The Book of Potentially Catastrophic Science Purpose To help students engage in the scientific processes of inquiry, teamwork, and communication by learning about and doing an experiment about one of the major scientific and technological breakthroughs that have occurred over the past two million years of human history. Context This lesson uses the book, The Book of Potentially Catastrophic Science, by Sean Connolly. This book is one of the winners of the 2011 SB&F Prize for Excellence in Science Books. SB&F, Science Books & Films, is a project of the American Association for the Advancement of Science. As students learn science in school, they learn a great deal of content and information about the natural world. This lesson for grades 6-8 helps answer this question by making use of The Book of Potentially Catastrophic Science, a collection of science experiments that can be performed at home and in school. Ideas in this lesson are also related to these concepts found in the Common Core State Standards: Read More Planning Ahead

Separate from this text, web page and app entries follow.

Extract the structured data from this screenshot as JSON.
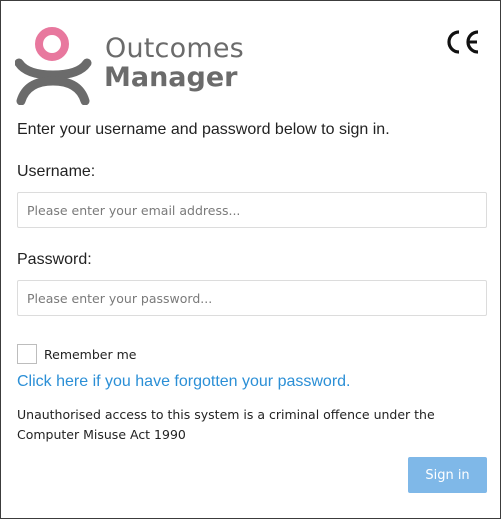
{
  "brand": {
    "line1": "Outcomes",
    "line2": "Manager",
    "logo_icon": "outcomes-person-logo-icon",
    "pink": "#e8789e",
    "grey": "#6b6b6b"
  },
  "certification": {
    "mark": "CE"
  },
  "form": {
    "intro": "Enter your username and password below to sign in.",
    "username_label": "Username:",
    "username_placeholder": "Please enter your email address...",
    "username_value": "",
    "password_label": "Password:",
    "password_placeholder": "Please enter your password...",
    "password_value": "",
    "remember_label": "Remember me",
    "remember_checked": false,
    "forgot_link": "Click here if you have forgotten your password.",
    "legal_notice": "Unauthorised access to this system is a criminal offence under the Computer Misuse Act 1990",
    "signin_label": "Sign in"
  },
  "colors": {
    "link": "#2b8fd6",
    "button_bg": "#7fb8e8",
    "button_text": "#ffffff",
    "border": "#dcdcdc"
  }
}
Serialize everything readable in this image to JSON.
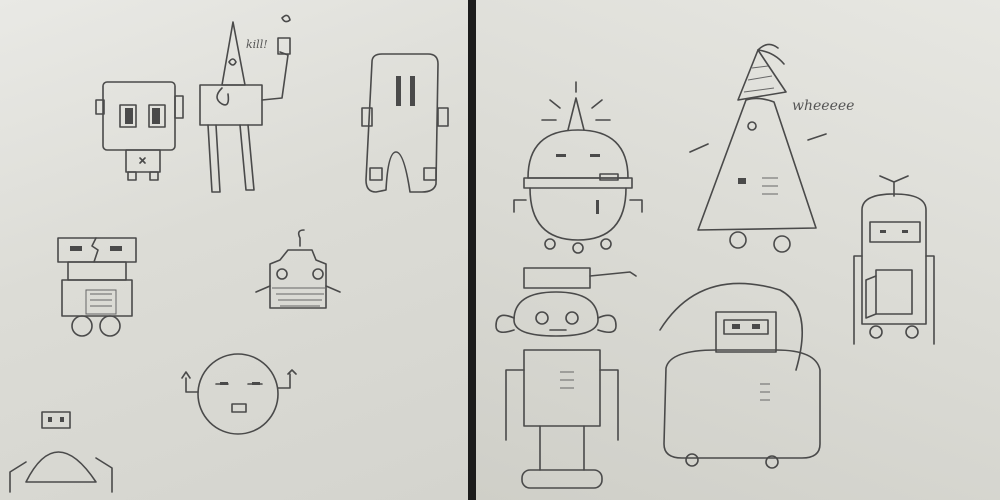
{
  "photo": {
    "left_page_label": "robot-sketches-left",
    "right_page_label": "robot-sketches-right"
  },
  "annotations": {
    "kill_text": "kill!",
    "whee_text": "wheeeee"
  },
  "colors": {
    "paper": "#e3e3de",
    "ink": "#4a4a4a"
  }
}
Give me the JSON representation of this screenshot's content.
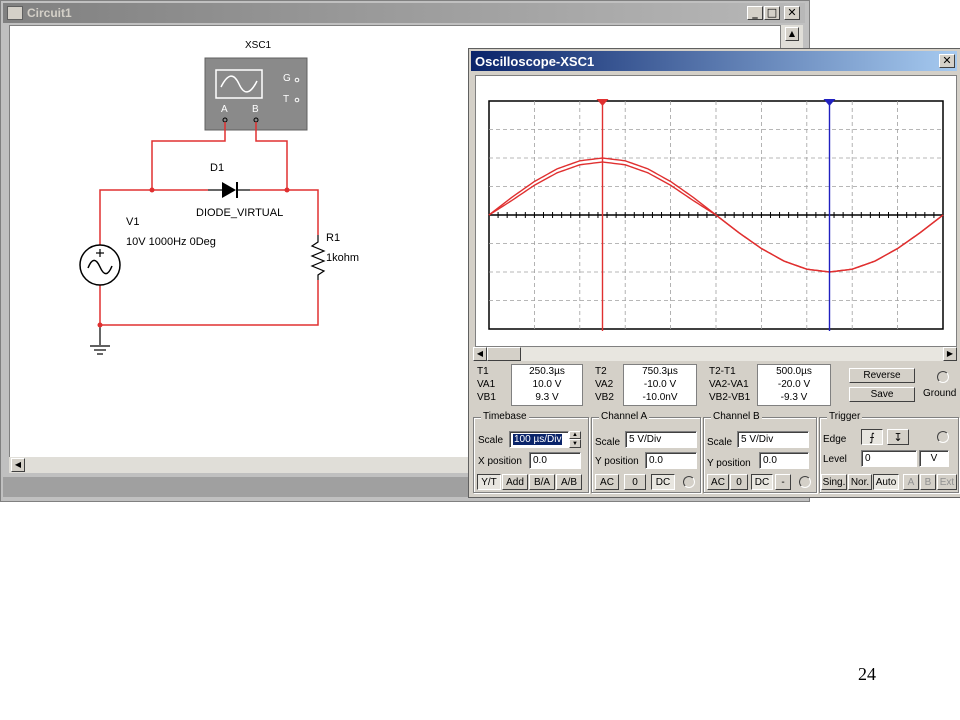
{
  "circuit_window": {
    "title": "Circuit1",
    "title_buttons": [
      "_",
      "□",
      "✕"
    ]
  },
  "schematic": {
    "scope_ref": "XSC1",
    "scope_terminals": {
      "g": "G",
      "t": "T",
      "a": "A",
      "b": "B"
    },
    "diode_ref": "D1",
    "diode_model": "DIODE_VIRTUAL",
    "source_ref": "V1",
    "source_value": "10V 1000Hz 0Deg",
    "resistor_ref": "R1",
    "resistor_value": "1kohm",
    "wire_color": "#e03030"
  },
  "scope_window": {
    "title": "Oscilloscope-XSC1",
    "close_label": "✕",
    "screen": {
      "divisions_x": 10,
      "divisions_y": 8,
      "channel_a_color": "#e03030",
      "cursor1_color": "#e03030",
      "cursor2_color": "#2020c0",
      "cursor1_fraction": 0.25,
      "cursor2_fraction": 0.75
    },
    "measurements": {
      "t1": {
        "label": "T1",
        "time": "250.3µs",
        "va_label": "VA1",
        "va": "10.0 V",
        "vb_label": "VB1",
        "vb": "9.3 V"
      },
      "t2": {
        "label": "T2",
        "time": "750.3µs",
        "va_label": "VA2",
        "va": "-10.0 V",
        "vb_label": "VB2",
        "vb": "-10.0nV"
      },
      "diff": {
        "label": "T2-T1",
        "time": "500.0µs",
        "va_label": "VA2-VA1",
        "va": "-20.0 V",
        "vb_label": "VB2-VB1",
        "vb": "-9.3 V"
      }
    },
    "reverse_label": "Reverse",
    "save_label": "Save",
    "ground_label": "Ground",
    "timebase": {
      "title": "Timebase",
      "scale_label": "Scale",
      "scale_value": "100 µs/Div",
      "xpos_label": "X position",
      "xpos_value": "0.0",
      "modes": [
        "Y/T",
        "Add",
        "B/A",
        "A/B"
      ]
    },
    "channel_a": {
      "title": "Channel A",
      "scale_label": "Scale",
      "scale_value": "5 V/Div",
      "ypos_label": "Y position",
      "ypos_value": "0.0",
      "coupling": [
        "AC",
        "0",
        "DC"
      ]
    },
    "channel_b": {
      "title": "Channel B",
      "scale_label": "Scale",
      "scale_value": "5 V/Div",
      "ypos_label": "Y position",
      "ypos_value": "0.0",
      "coupling": [
        "AC",
        "0",
        "DC",
        "-"
      ]
    },
    "trigger": {
      "title": "Trigger",
      "edge_label": "Edge",
      "level_label": "Level",
      "level_value": "0",
      "level_unit": "V",
      "modes": [
        "Sing.",
        "Nor.",
        "Auto"
      ],
      "sources": [
        "A",
        "B",
        "Ext"
      ]
    }
  },
  "chart_data": {
    "type": "line",
    "x": [
      0,
      50,
      100,
      150,
      200,
      250,
      300,
      350,
      400,
      450,
      500,
      550,
      600,
      650,
      700,
      750,
      800,
      850,
      900,
      950,
      1000
    ],
    "series": [
      {
        "values": [
          0,
          3.09,
          5.88,
          8.09,
          9.51,
          10.0,
          9.51,
          8.09,
          5.88,
          3.09,
          0,
          -3.09,
          -5.88,
          -8.09,
          -9.51,
          -10.0,
          -9.51,
          -8.09,
          -5.88,
          -3.09,
          0
        ]
      },
      {
        "values": [
          0,
          2.53,
          5.22,
          7.4,
          8.81,
          9.3,
          8.81,
          7.4,
          5.22,
          2.53,
          0,
          -3.09,
          -5.88,
          -8.09,
          -9.51,
          -10.0,
          -9.51,
          -8.09,
          -5.88,
          -3.09,
          0
        ]
      }
    ],
    "xlim": [
      0,
      1000
    ],
    "ylim": [
      -20,
      20
    ],
    "grid": true
  },
  "slide_number": "24"
}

Introduction Facilitation GuidePowerpoint Slides Learning about and using the Five Tools and Processes for NGSS is a rigorous professional development experience. The process assumes that teachers are already familiar with how to read a NGSS standards page. Teachers should also be familiar with the conceptual shifts in the NGSS, the innovations in NGSS, and the research on how students learn science. To help provide this information, an Introduction session to the Five Tools and Processes for NGSS was developed. To learn more, read the Foreword to the Five Tools and Processes by Rodger W. The purpose of Tool 1 is to help teachers develop an understanding of the three dimensions of the NGSS and to use these dimensions to develop a blueprint for designing an instructional unit. In Tool 2, teachers start to plan the assessment and evidence of learning for their unit by taking performance expectations from the NGSS and developing evidence of learning specifications.